__EXERCISE REQUIREMENTS__. Please give the entries below again exactly, omitting every picture.

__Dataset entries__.
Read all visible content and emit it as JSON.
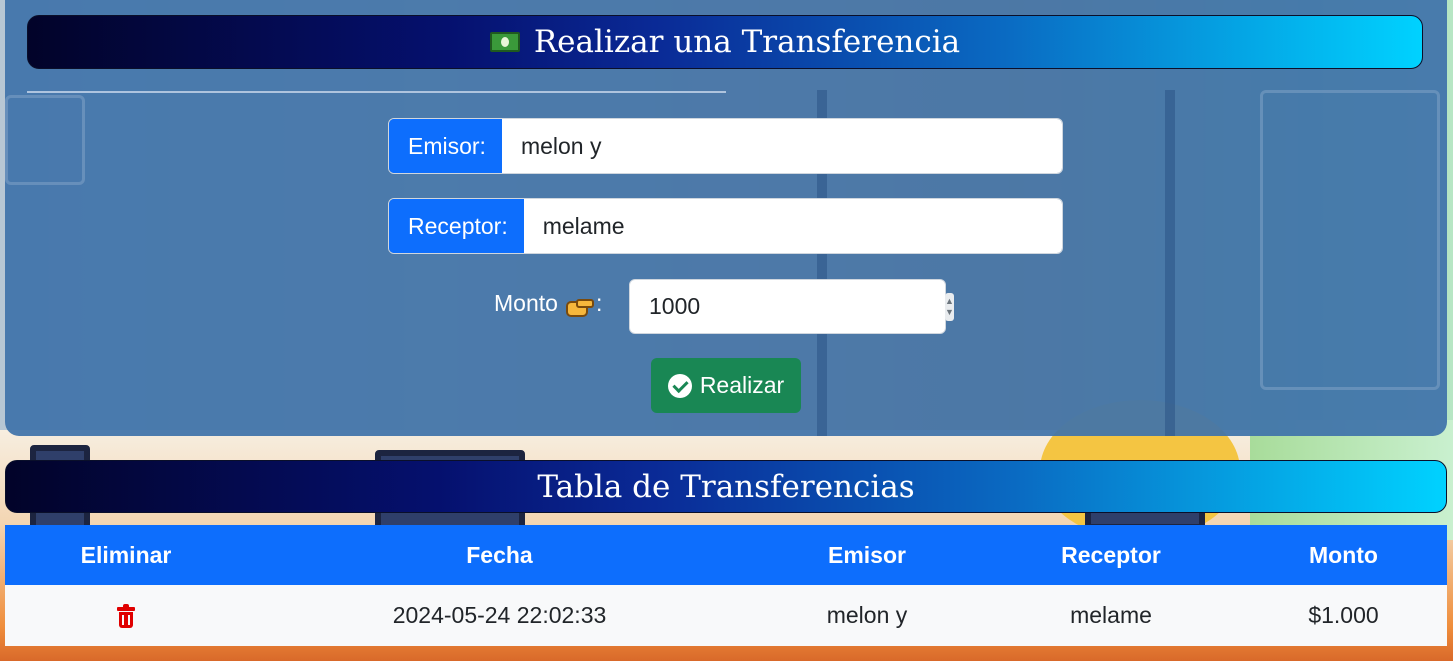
{
  "transfer_form": {
    "title": "Realizar una Transferencia",
    "emisor_label": "Emisor:",
    "emisor_value": "melon y",
    "receptor_label": "Receptor:",
    "receptor_value": "melame",
    "monto_label": "Monto",
    "monto_suffix": ":",
    "monto_value": "1000",
    "submit_label": "Realizar"
  },
  "transfers_table": {
    "title": "Tabla de Transferencias",
    "columns": [
      "Eliminar",
      "Fecha",
      "Emisor",
      "Receptor",
      "Monto"
    ],
    "rows": [
      {
        "fecha": "2024-05-24 22:02:33",
        "emisor": "melon y",
        "receptor": "melame",
        "monto": "$1.000"
      }
    ]
  },
  "colors": {
    "primary": "#0d6efd",
    "success": "#198754",
    "danger": "#e00000",
    "title_gradient_start": "#020329",
    "title_gradient_end": "#00d2ff"
  },
  "icons": {
    "title": "money-bill-icon",
    "monto": "pointing-hand-icon",
    "submit": "check-circle-icon",
    "delete": "trash-icon"
  }
}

__RESULT OF THE TASK__.
Read all visible content and emit it as JSON.
{
  "transfer_form": {
    "title": "Realizar una Transferencia",
    "emisor_label": "Emisor:",
    "emisor_value": "melon y",
    "receptor_label": "Receptor:",
    "receptor_value": "melame",
    "monto_label": "Monto",
    "monto_suffix": ":",
    "monto_value": "1000",
    "submit_label": "Realizar"
  },
  "transfers_table": {
    "title": "Tabla de Transferencias",
    "columns": [
      "Eliminar",
      "Fecha",
      "Emisor",
      "Receptor",
      "Monto"
    ],
    "rows": [
      {
        "fecha": "2024-05-24 22:02:33",
        "emisor": "melon y",
        "receptor": "melame",
        "monto": "$1.000"
      }
    ]
  },
  "colors": {
    "primary": "#0d6efd",
    "success": "#198754",
    "danger": "#e00000",
    "title_gradient_start": "#020329",
    "title_gradient_end": "#00d2ff"
  },
  "icons": {
    "title": "money-bill-icon",
    "monto": "pointing-hand-icon",
    "submit": "check-circle-icon",
    "delete": "trash-icon"
  }
}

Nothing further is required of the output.